2 garlic cloves, finely chopped
1 tablespoon Dijon Mustard
1/4 cup champagne vinegar
2 tablespoons fresh lemon juice
2 tablespoons honey
1 teaspoon red pepper flakes
1/2 teaspoon salt
1/2 teaspoon freshly ground black pepper
1/2 cup extra virgin olive oil
For the Salad
On a large plate, arrange the nectarines, plums, peaches and heirloom tomato wedges. Carefully rip the ball of burrata into pieces and scatter on top of the fruit along with the cherry tomatoes. Sprinkle with salt and pepper and a few baby leaves of fresh mint.
Drizzle with a few tablespoons of the champagne vinaigrette and serve immediately. Serve with extra vinaigrette if needed.
For the Champagne Vinaigrette
Combine all the ingredients except the olive oil in a medium bowl and whisk together. Once combined, stream in the olive oil and continue to whisk until the vinaigrette comes together. Taste and adjust salt and pepper as needed. This dressing can be stored and refrigerated for 1 week.
For those that want to roll up their sleeves and have the satisfaction of mastering fresh burrata at home, here’s the recipe. You can find liquid rennet online or at a specialty food store.
There is a helpful detailed video of Chef Boudet making burrata on You Tube: How to Make Burrata Cheese at Home/How To, if you want to look before you leap.
From Brandon Boudet, Dominick’s Restaurant, Hollywood, CA
1-gallon raw milk
1 1/2 teaspoons citric acid
8-10 drops liquid vegetable rennet
3-4 tablespoons raw cream
1 teaspoon kosher salt (iodine-free)
Toasted, garlic-rubbed ciabatta, for serving (optional)
Roasted red peppers, for serving (optional)
Fresh basil, for serving (optional)
Extra-virgin olive oil, for drizzling (optional)
In a large stainless steel pot, heat raw milk. Dissolve citric acid in 1/4 cup cool water; add citric acid and water solution to raw milk, stirring lightly until the milk reaches 100ºF, and the curds start to separate from the whey. Remove from heat; add 8-10 drops vegetable rennet.
Stir in rennet slowly, then wait 15 minutes until mixture has coagulated and curds have completely separated from whey, like a large piece of silken tofu.
Cut coagulated mixture into 1-inch squares with a knife. Return to heat, stirring slowly, until temperature rises to 105ºF, allowing whey begins to be released from the curds. Remove from heat, continuing to stir slowly, for about 10 minutes, until more solid masses have formed.
Pour mixture through a large colander, allowing whey to drain off.

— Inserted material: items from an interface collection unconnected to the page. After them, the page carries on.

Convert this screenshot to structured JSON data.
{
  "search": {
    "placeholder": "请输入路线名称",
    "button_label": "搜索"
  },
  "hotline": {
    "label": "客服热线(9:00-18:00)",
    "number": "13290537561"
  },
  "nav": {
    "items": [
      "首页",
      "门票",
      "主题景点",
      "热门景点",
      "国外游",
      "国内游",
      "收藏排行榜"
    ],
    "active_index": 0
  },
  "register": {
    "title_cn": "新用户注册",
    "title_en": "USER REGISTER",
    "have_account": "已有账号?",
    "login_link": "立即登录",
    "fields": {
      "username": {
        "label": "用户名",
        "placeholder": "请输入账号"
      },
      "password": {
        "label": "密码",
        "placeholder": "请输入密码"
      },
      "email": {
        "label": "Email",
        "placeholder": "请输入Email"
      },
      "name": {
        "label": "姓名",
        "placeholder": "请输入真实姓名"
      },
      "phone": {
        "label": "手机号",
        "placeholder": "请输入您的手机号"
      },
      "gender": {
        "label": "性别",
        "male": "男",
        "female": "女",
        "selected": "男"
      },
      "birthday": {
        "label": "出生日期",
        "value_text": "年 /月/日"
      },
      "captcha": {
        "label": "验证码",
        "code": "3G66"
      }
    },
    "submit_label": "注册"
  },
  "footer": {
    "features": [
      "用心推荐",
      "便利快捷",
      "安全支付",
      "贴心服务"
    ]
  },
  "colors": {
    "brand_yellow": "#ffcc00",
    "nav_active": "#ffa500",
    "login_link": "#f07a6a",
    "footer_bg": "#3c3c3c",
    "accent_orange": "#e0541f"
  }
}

Transfer 1/4 of curds to a small bowl, and, using your hands, break apart curds until they are the size of cottage cheese. Add 3-4 tablespoons of raw cream to the mixture; set aside.
Place the remaining 3/4 of curds into a large bowl of hot water (as hot as your hands can handle!) seasoned with kosher, iodine-free salt. Clump curds together, forming three distinct balls of mozzarella.
Add a little more hot water; allow the balls to melt and soften so they can be stretched, about 10 minutes. Knead and stretch each ball about 10-15 minutes, as you would when making a thin pizza, pulling until you achieve a circle that is 7-8 inches across.
Spoon reserved curd-and-cream mixture evenly across all three stretched cheese circles. Fold each circle as you would a burrito, ensuring the curd-and-cream mixture if completely covered by mozzarella. Return the burrata to the hot water to seal it completely.
Serve alongside toasted, garlic-rubbed ciabatta slices, roasted red peppers, fresh basil, and a drizzle of extra-virgin olive oil, if desired. Makes 3 large burrata balls.
Happy 4th of July – Bring the burrata!